Perplexed by the justifications given in the United States for dropping the bombs on Hiroshima and Nagasaki in August 1945, she traveled to the U.S. to pursue studies in ethics where her work now mainly focuses on nuclear discourse at DePaul University in Chicago.
Today, she says many still believe what she considers a "myth" that the A-bomb helped save many American lives by hastening the end of World War II and the majority show little interest in nuclear issues.
But some of her students do not fit that mold and are decidedly against nuclear weapons. They see them as inhumane objects of destruction, Miyamoto, 54, explained.
She said that since her first lecture in the U.S., she has told students, "I will not teach you what is correct." This is because Miyamoto wants students to conclude on their own that nuclear weapons should be abolished.
Her mother survived the atomic bombing. From the time Miyamoto was little, there had been protests by hibakusha over nuclear testing, but as she grew older, she saw that such reactions "failed to resonate" with the American public.
At the age of 27, she headed for the United States. Since 2003, when she began lectures explaining the horrors of the atomic bomb, she has debated students who justify the bombings as necessary to bring an end to the war. Almost every other year since 2005, she has led her students on field trips to Hiroshima and Nagasaki.
Miyamoto said in her lectures and seminars, "Most start off being apathetic." Although the U.S. has conducted over a thousand nuclear tests, when asked to guess at the figure most of her students respond in the single digits. Some have taken offense at subjects critical of the United States.

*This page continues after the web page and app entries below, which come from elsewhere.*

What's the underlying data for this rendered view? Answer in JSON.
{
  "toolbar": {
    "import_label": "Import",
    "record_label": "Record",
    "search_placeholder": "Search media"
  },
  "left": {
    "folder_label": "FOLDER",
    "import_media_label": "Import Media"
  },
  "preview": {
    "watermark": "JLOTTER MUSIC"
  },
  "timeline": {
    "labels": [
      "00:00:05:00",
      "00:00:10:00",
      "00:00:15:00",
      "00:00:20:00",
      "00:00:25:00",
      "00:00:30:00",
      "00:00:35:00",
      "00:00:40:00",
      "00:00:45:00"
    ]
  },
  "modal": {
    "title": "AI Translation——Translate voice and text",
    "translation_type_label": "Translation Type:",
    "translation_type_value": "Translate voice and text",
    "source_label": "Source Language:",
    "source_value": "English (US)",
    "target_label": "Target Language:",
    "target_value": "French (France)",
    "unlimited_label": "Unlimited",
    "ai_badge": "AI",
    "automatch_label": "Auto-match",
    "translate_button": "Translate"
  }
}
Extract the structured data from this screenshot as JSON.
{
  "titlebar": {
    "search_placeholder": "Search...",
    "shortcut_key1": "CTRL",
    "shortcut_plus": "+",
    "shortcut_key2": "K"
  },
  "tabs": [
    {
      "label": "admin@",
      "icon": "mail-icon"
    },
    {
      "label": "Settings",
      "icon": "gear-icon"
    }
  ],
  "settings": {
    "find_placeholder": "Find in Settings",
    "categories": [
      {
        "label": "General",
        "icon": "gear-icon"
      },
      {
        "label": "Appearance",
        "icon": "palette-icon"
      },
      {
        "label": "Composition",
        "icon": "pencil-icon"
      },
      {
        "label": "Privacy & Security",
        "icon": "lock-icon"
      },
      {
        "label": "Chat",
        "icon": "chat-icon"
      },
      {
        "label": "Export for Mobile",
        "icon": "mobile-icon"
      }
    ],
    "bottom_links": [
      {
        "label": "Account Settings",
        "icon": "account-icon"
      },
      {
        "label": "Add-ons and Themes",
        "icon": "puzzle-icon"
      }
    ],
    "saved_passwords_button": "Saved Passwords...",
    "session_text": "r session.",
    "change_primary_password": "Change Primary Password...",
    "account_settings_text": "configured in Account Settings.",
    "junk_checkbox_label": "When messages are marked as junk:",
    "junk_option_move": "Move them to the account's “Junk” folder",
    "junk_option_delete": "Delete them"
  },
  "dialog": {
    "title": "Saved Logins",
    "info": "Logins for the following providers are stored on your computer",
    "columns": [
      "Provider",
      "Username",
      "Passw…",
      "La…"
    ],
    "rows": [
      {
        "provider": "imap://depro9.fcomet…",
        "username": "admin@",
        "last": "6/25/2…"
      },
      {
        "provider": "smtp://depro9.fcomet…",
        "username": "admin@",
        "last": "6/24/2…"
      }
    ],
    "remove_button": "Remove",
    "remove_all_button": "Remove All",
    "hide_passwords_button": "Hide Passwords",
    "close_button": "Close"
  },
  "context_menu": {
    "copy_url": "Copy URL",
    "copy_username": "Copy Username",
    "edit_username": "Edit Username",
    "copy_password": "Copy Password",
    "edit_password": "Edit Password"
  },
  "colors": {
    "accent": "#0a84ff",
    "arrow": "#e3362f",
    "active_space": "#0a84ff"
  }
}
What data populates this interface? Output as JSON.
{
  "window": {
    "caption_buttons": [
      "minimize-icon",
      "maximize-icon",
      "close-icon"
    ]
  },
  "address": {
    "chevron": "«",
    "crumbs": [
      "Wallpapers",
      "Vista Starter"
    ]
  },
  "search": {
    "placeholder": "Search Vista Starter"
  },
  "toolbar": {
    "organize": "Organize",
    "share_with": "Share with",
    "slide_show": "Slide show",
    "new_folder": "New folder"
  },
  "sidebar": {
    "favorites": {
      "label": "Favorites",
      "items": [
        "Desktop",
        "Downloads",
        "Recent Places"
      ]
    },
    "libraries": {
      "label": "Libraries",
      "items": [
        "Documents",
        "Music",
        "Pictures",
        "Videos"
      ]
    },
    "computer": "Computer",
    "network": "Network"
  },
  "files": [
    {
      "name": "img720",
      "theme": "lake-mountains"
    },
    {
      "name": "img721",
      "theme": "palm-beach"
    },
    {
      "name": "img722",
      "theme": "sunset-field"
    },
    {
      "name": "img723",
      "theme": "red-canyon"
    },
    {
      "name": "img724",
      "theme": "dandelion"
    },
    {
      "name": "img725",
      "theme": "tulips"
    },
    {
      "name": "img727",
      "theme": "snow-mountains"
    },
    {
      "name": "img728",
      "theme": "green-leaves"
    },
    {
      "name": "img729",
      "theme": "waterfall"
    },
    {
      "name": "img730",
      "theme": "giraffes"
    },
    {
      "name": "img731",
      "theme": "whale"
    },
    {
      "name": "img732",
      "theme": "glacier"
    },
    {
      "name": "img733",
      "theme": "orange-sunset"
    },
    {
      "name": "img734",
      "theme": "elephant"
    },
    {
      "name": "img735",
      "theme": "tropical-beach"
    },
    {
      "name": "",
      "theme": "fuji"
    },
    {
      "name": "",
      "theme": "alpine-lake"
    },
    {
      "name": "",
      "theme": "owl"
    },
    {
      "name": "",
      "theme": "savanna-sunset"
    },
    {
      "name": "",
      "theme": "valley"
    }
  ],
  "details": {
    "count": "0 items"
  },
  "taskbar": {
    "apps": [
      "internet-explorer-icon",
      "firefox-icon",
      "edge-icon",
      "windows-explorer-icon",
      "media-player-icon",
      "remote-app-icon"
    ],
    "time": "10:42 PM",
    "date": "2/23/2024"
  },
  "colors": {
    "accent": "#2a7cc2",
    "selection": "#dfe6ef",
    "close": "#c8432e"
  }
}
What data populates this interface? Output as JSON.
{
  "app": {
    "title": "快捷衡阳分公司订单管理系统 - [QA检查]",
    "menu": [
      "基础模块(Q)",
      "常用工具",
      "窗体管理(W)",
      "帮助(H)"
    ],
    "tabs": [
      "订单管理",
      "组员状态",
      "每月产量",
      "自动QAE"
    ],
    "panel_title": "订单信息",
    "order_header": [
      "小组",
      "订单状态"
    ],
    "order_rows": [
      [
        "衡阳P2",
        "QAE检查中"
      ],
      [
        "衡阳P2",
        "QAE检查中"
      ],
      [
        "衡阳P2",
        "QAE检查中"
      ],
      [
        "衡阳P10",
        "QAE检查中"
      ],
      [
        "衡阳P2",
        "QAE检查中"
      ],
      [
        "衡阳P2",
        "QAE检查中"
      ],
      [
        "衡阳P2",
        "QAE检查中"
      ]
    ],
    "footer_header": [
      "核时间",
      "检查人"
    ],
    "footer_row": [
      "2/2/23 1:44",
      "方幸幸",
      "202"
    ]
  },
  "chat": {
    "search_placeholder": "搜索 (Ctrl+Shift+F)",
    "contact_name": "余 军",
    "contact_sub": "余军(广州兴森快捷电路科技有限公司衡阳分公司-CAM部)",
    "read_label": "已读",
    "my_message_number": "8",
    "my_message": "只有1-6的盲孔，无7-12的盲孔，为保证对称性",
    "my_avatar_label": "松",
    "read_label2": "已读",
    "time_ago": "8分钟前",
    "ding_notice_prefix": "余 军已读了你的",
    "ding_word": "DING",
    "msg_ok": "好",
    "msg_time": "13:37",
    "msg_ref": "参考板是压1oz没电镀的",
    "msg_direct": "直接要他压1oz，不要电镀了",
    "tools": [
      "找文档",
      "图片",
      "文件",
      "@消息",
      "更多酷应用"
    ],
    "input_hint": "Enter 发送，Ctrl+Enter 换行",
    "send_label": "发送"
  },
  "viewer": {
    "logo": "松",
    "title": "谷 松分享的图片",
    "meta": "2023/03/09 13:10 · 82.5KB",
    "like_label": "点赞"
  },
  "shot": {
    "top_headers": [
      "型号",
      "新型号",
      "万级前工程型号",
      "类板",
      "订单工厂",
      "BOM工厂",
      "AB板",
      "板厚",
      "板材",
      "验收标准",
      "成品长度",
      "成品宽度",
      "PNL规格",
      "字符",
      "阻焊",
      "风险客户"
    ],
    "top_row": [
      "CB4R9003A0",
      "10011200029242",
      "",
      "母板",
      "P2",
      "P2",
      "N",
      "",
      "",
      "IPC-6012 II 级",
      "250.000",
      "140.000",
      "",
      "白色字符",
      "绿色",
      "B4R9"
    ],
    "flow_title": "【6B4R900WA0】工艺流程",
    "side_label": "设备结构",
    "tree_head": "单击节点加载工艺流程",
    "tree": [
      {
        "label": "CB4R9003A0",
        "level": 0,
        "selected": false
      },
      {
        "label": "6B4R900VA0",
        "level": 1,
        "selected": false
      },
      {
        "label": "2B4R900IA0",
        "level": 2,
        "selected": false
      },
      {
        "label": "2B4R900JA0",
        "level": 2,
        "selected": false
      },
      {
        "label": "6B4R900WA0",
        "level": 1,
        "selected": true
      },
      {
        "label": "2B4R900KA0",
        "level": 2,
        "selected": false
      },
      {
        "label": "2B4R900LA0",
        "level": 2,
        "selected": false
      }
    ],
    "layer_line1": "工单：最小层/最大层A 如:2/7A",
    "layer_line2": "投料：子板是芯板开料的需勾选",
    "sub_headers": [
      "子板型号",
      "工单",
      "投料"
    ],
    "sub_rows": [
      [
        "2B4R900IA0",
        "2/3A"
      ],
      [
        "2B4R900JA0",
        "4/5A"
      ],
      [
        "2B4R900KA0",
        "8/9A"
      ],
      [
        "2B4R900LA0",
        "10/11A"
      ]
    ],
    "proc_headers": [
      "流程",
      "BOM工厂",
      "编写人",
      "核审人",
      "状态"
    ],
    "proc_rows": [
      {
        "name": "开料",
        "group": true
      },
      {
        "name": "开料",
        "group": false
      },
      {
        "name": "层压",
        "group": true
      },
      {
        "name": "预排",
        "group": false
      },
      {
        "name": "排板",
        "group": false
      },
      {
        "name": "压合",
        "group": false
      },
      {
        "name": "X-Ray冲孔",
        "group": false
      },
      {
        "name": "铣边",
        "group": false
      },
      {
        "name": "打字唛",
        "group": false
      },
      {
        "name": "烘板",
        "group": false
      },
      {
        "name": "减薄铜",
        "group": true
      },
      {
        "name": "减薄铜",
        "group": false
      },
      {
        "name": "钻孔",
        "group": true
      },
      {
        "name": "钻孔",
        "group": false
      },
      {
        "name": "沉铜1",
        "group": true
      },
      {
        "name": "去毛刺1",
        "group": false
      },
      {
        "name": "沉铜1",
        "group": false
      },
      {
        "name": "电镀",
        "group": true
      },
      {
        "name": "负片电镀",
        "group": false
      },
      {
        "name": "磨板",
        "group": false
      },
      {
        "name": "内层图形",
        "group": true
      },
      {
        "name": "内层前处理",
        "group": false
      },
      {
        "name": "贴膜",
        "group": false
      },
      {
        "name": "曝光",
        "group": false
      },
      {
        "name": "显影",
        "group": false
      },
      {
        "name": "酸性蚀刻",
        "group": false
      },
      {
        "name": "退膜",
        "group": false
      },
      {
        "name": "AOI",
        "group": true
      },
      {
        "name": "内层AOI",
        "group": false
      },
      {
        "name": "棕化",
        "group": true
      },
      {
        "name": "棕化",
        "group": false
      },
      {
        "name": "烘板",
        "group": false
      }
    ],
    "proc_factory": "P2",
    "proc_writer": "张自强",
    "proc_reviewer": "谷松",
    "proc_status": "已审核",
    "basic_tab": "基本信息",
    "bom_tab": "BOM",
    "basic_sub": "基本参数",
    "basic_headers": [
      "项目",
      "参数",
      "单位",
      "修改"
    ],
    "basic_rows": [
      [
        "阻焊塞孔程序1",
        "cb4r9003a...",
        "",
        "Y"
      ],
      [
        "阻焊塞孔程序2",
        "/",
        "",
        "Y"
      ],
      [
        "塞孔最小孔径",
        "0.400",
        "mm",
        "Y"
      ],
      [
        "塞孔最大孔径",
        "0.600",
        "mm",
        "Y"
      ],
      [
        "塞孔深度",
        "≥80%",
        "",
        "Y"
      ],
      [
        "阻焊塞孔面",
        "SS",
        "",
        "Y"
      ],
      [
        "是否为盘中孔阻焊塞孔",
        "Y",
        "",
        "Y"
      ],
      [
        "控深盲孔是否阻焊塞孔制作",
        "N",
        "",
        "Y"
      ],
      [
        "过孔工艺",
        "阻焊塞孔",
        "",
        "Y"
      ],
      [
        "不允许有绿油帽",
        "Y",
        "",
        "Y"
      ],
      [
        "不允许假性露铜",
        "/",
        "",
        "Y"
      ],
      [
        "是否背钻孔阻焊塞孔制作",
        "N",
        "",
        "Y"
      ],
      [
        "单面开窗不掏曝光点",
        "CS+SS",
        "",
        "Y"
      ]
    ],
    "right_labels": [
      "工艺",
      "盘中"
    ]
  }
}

In her analysis, an image has formed among U.S. citizens from the media's expression of nuclear weapons and nuclear power as "symbols of power" and "control."
She says cultural artifacts like comic books where the "superhero" who saves the day with powers derived from a brush with a radioactive substance, ingrains the idea that strength and nuclear narratives are inextricably linked and not harmful.
Miyamoto also pointed out what she believes is an uncomfortable truth that the U.S. military provides "welfare" by subsidizing university tuition in exchange for enlistment, but she suggests that such criticism is "taboo" in a country that venerates its military as unimpeachable.
She is convinced that these "deep-rooted" factors are behind the theory of the justification for the atomic bomb and that they also hinder understanding of the negative aspects of nuclear weapons. Miyamoto's lectures, she says, serve to remove such psychological barriers that have unconsciously been thrown up.
Jade Ryerson, 23, a student of Miyamoto's who has attended her seminars and field trips to Japan, said even though she did not know a lot about nuclear weapons before her trip, "I was definitely aware that this could happen. What we've been told is that it was to end the war, but from engaging in that class and learning more about history we know that there is a lot more to it."
When asked about the most horrifying images that come to mind after visiting the Hiroshima Peace Memorial Museum, she said, "I remember photographs of the medical impacts such as the severe burns one man sustained all along his entire back...I don't know how anyone could look at images like those and not believe that nuclear weapons are unethical."
Saira Chambers, 39, another student who has taken part in the field trips, held her own exhibition in 2016 in Chicago to educate people about the destructive nature of nuclear weapons.
Chambers supports the Treaty on the Prohibition of Nuclear Weapons' goal to ban the weapons, a treaty to which neither the United States nor Japan is a party, as she says the status quo based on nuclear deterrence is "too dark a world" to live in.
When asked how she thinks Americans can be swayed to believe a world without nuclear weapons is preferable, Miyamoto said arguments detailing the destruction nuclear explosions wreak on the natural environment can be persuasive, as can the impact radiation has on women's bodies. This, in itself, should be enough, Miyamoto said.
Through her lectures, she hopes to convey the message that nuclear weapons as an environmental threat are "closely linked to the values considered most dear to Americans."